EXERCISE DATA ::
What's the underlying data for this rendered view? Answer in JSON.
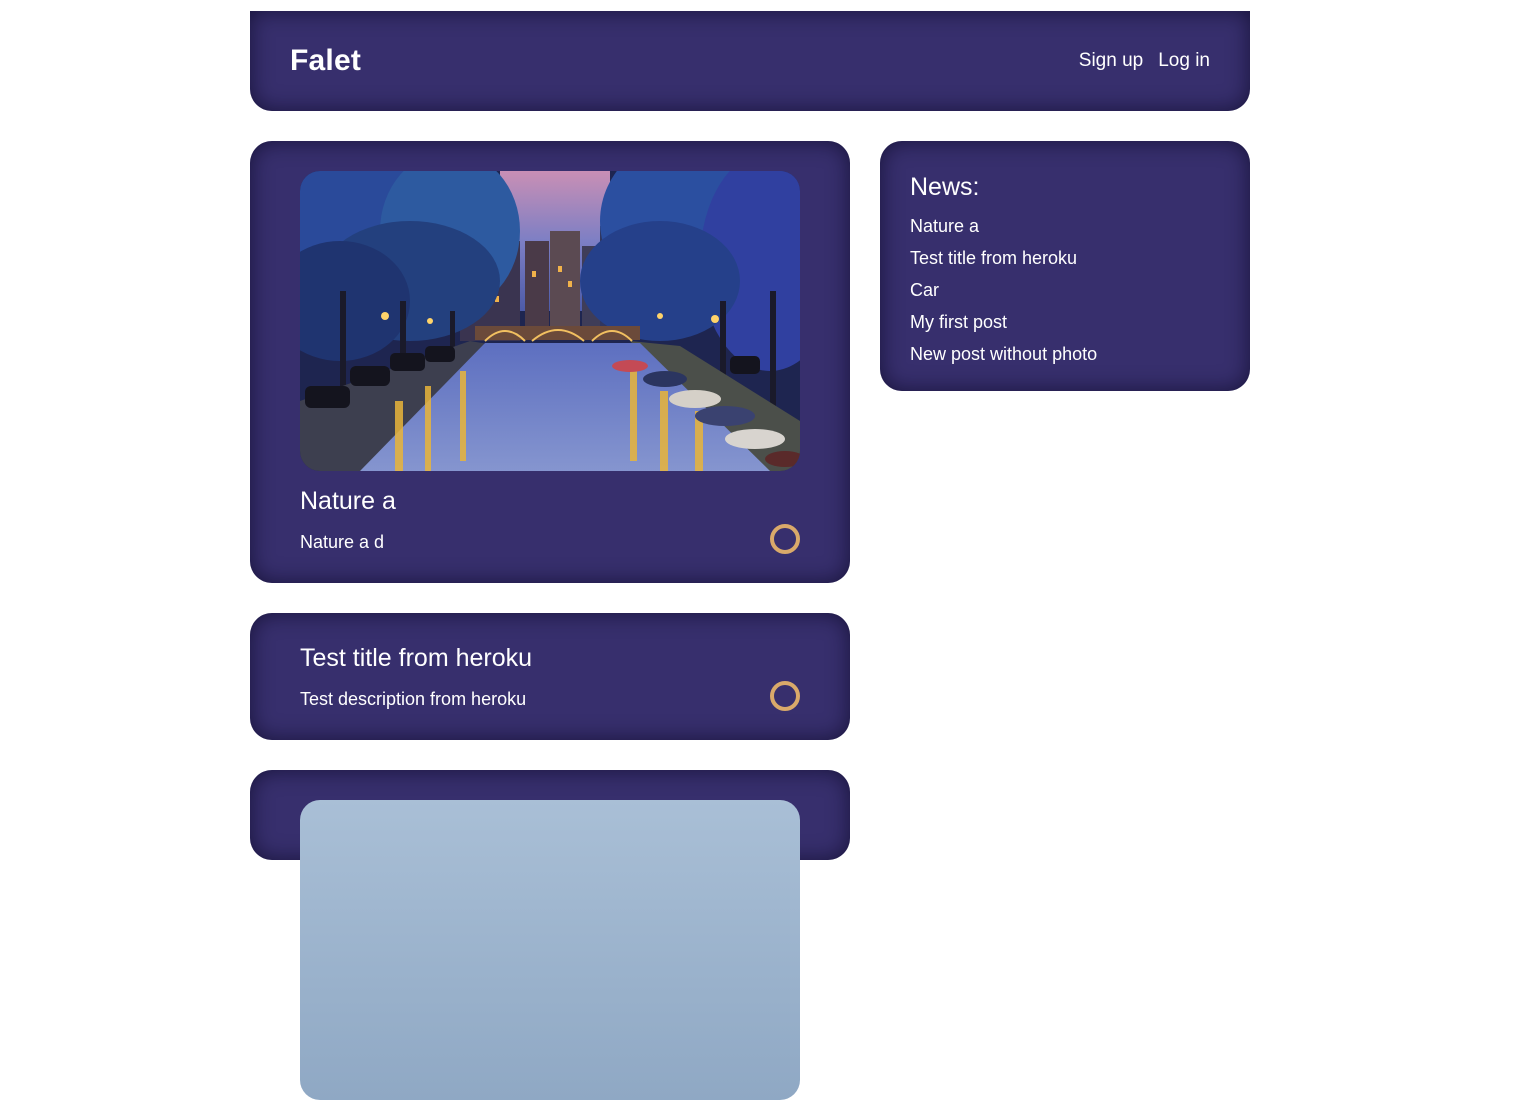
{
  "header": {
    "logo": "Falet",
    "nav": {
      "signup_label": "Sign up",
      "login_label": "Log in"
    }
  },
  "posts": [
    {
      "title": "Nature a",
      "description": "Nature a d",
      "has_photo": true
    },
    {
      "title": "Test title from heroku",
      "description": "Test description from heroku",
      "has_photo": false
    },
    {
      "has_photo": true
    }
  ],
  "news": {
    "heading": "News:",
    "items": [
      "Nature a",
      "Test title from heroku",
      "Car",
      "My first post",
      "New post without photo"
    ]
  },
  "colors": {
    "card_background": "#372f6d",
    "like_ring": "#d9a96a",
    "text": "#ffffff",
    "page_background": "#ffffff"
  },
  "icons": {
    "like": "like-ring-icon"
  }
}
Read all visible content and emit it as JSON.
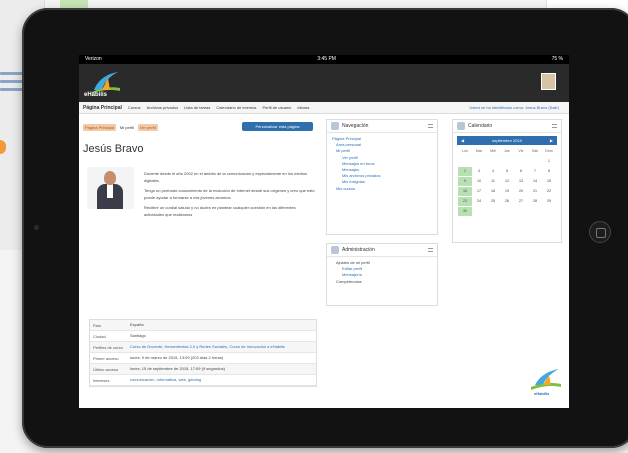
{
  "status_bar": {
    "carrier": "Verizon",
    "time": "3:45 PM",
    "battery": "75 %"
  },
  "site": {
    "name": "eHabilis"
  },
  "navbar": {
    "home": "Página Principal",
    "items": [
      "Cursos",
      "Archivos privados",
      "Lista de tareas",
      "Calendario de eventos",
      "Perfil de usuario",
      "Idioma"
    ],
    "user_text": "Usted se ha identificado como: Jesús Bravo (Salir)"
  },
  "breadcrumb": [
    "Página Principal",
    "Mi perfil",
    "Ver perfil"
  ],
  "customize_button": "Personalizar esta página",
  "profile": {
    "name": "Jesús Bravo",
    "bio": [
      "Docente desde el año 2002 en el ámbito de la comunicación y especialmente en los medios digitales.",
      "Tengo un profundo conocimiento de la evolución de Internet desde sus orígenes y creo que esto puede ayudar a formarse a mis jóvenes alumnos.",
      "Recibiré un cordial saludo y no dudes en plantear cualquier cuestión en las diferentes actividades que realizamos"
    ],
    "details": [
      {
        "key": "País",
        "value": "España",
        "link": false
      },
      {
        "key": "Ciudad",
        "value": "Santiago",
        "link": false
      },
      {
        "key": "Perfiles de curso",
        "value": "Curso de Docente, Herramientas 2.0 y Redes Sociales, Curso de Innovación a eHabilis",
        "link": true
      },
      {
        "key": "Primer acceso",
        "value": "lunes, 9 de marzo de 2015, 13:09  (203 días 2 horas)",
        "link": false
      },
      {
        "key": "Último acceso",
        "value": "lunes, 15 de septiembre de 2015, 17:09  (9 segundos)",
        "link": false
      },
      {
        "key": "Intereses",
        "value": "comunicación, informática, web, gaming",
        "link": true
      }
    ]
  },
  "navigation_block": {
    "title": "Navegación",
    "links": [
      {
        "label": "Página Principal",
        "level": 0
      },
      {
        "label": "Área personal",
        "level": 1
      },
      {
        "label": "Mi perfil",
        "level": 1
      },
      {
        "label": "Ver perfil",
        "level": 2
      },
      {
        "label": "Mensajes en foros",
        "level": 2
      },
      {
        "label": "Mensajes",
        "level": 2
      },
      {
        "label": "Mis archivos privados",
        "level": 2
      },
      {
        "label": "Mis insignias",
        "level": 2
      },
      {
        "label": "Mis cursos",
        "level": 1
      }
    ]
  },
  "admin_block": {
    "title": "Administración",
    "links": [
      {
        "label": "Ajustes de mi perfil",
        "level": 1,
        "plain": true
      },
      {
        "label": "Editar perfil",
        "level": 2,
        "plain": false
      },
      {
        "label": "Mensajería",
        "level": 2,
        "plain": false
      },
      {
        "label": "Competencias",
        "level": 1,
        "plain": true
      }
    ]
  },
  "calendar": {
    "title": "Calendario",
    "month": "septiembre 2015",
    "weekdays": [
      "Lun",
      "Mar",
      "Mié",
      "Jue",
      "Vie",
      "Sáb",
      "Dom"
    ],
    "days": [
      "",
      "",
      "",
      "",
      "",
      "",
      "1",
      "2",
      "3",
      "4",
      "5",
      "6",
      "7",
      "8",
      "9",
      "10",
      "11",
      "12",
      "13",
      "14",
      "15",
      "16",
      "17",
      "18",
      "19",
      "20",
      "21",
      "22",
      "23",
      "24",
      "25",
      "26",
      "27",
      "28",
      "29",
      "30"
    ]
  },
  "colors": {
    "primary": "#2f6fae",
    "link": "#2a6fb5",
    "calendar_weekend": "#b9dfb4"
  }
}
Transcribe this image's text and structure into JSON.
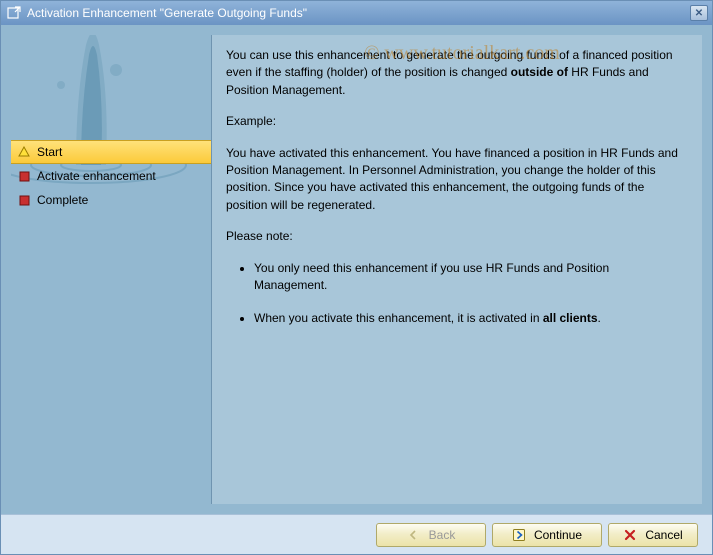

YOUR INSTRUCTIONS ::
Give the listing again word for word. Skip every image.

TASK SOLUTION ::
What's the underlying data for this rendered view? Answer in JSON.
{
  "header": {
    "logo": "Falet",
    "nav": {
      "signup_label": "Sign up",
      "login_label": "Log in"
    }
  },
  "posts": [
    {
      "title": "Nature a",
      "description": "Nature a d",
      "has_photo": true
    },
    {
      "title": "Test title from heroku",
      "description": "Test description from heroku",
      "has_photo": false
    },
    {
      "has_photo": true
    }
  ],
  "news": {
    "heading": "News:",
    "items": [
      "Nature a",
      "Test title from heroku",
      "Car",
      "My first post",
      "New post without photo"
    ]
  },
  "colors": {
    "card_background": "#372f6d",
    "like_ring": "#d9a96a",
    "text": "#ffffff",
    "page_background": "#ffffff"
  },
  "icons": {
    "like": "like-ring-icon"
  }
}
Read all visible content and emit it as JSON.
{
  "status_bar": {
    "carrier": "Verizon",
    "time": "3:45 PM",
    "battery": "75 %"
  },
  "site": {
    "name": "eHabilis"
  },
  "navbar": {
    "home": "Página Principal",
    "items": [
      "Cursos",
      "Archivos privados",
      "Lista de tareas",
      "Calendario de eventos",
      "Perfil de usuario",
      "Idioma"
    ],
    "user_text": "Usted se ha identificado como: Jesús Bravo (Salir)"
  },
  "breadcrumb": [
    "Página Principal",
    "Mi perfil",
    "Ver perfil"
  ],
  "customize_button": "Personalizar esta página",
  "profile": {
    "name": "Jesús Bravo",
    "bio": [
      "Docente desde el año 2002 en el ámbito de la comunicación y especialmente en los medios digitales.",
      "Tengo un profundo conocimiento de la evolución de Internet desde sus orígenes y creo que esto puede ayudar a formarse a mis jóvenes alumnos.",
      "Recibiré un cordial saludo y no dudes en plantear cualquier cuestión en las diferentes actividades que realizamos"
    ],
    "details": [
      {
        "key": "País",
        "value": "España",
        "link": false
      },
      {
        "key": "Ciudad",
        "value": "Santiago",
        "link": false
      },
      {
        "key": "Perfiles de curso",
        "value": "Curso de Docente, Herramientas 2.0 y Redes Sociales, Curso de Innovación a eHabilis",
        "link": true
      },
      {
        "key": "Primer acceso",
        "value": "lunes, 9 de marzo de 2015, 13:09  (203 días 2 horas)",
        "link": false
      },
      {
        "key": "Último acceso",
        "value": "lunes, 15 de septiembre de 2015, 17:09  (9 segundos)",
        "link": false
      },
      {
        "key": "Intereses",
        "value": "comunicación, informática, web, gaming",
        "link": true
      }
    ]
  },
  "navigation_block": {
    "title": "Navegación",
    "links": [
      {
        "label": "Página Principal",
        "level": 0
      },
      {
        "label": "Área personal",
        "level": 1
      },
      {
        "label": "Mi perfil",
        "level": 1
      },
      {
        "label": "Ver perfil",
        "level": 2
      },
      {
        "label": "Mensajes en foros",
        "level": 2
      },
      {
        "label": "Mensajes",
        "level": 2
      },
      {
        "label": "Mis archivos privados",
        "level": 2
      },
      {
        "label": "Mis insignias",
        "level": 2
      },
      {
        "label": "Mis cursos",
        "level": 1
      }
    ]
  },
  "admin_block": {
    "title": "Administración",
    "links": [
      {
        "label": "Ajustes de mi perfil",
        "level": 1,
        "plain": true
      },
      {
        "label": "Editar perfil",
        "level": 2,
        "plain": false
      },
      {
        "label": "Mensajería",
        "level": 2,
        "plain": false
      },
      {
        "label": "Competencias",
        "level": 1,
        "plain": true
      }
    ]
  },
  "calendar": {
    "title": "Calendario",
    "month": "septiembre 2015",
    "weekdays": [
      "Lun",
      "Mar",
      "Mié",
      "Jue",
      "Vie",
      "Sáb",
      "Dom"
    ],
    "days": [
      "",
      "",
      "",
      "",
      "",
      "",
      "1",
      "2",
      "3",
      "4",
      "5",
      "6",
      "7",
      "8",
      "9",
      "10",
      "11",
      "12",
      "13",
      "14",
      "15",
      "16",
      "17",
      "18",
      "19",
      "20",
      "21",
      "22",
      "23",
      "24",
      "25",
      "26",
      "27",
      "28",
      "29",
      "30"
    ]
  },
  "colors": {
    "primary": "#2f6fae",
    "link": "#2a6fb5",
    "calendar_weekend": "#b9dfb4"
  }
}
Transcribe this image's text and structure into JSON.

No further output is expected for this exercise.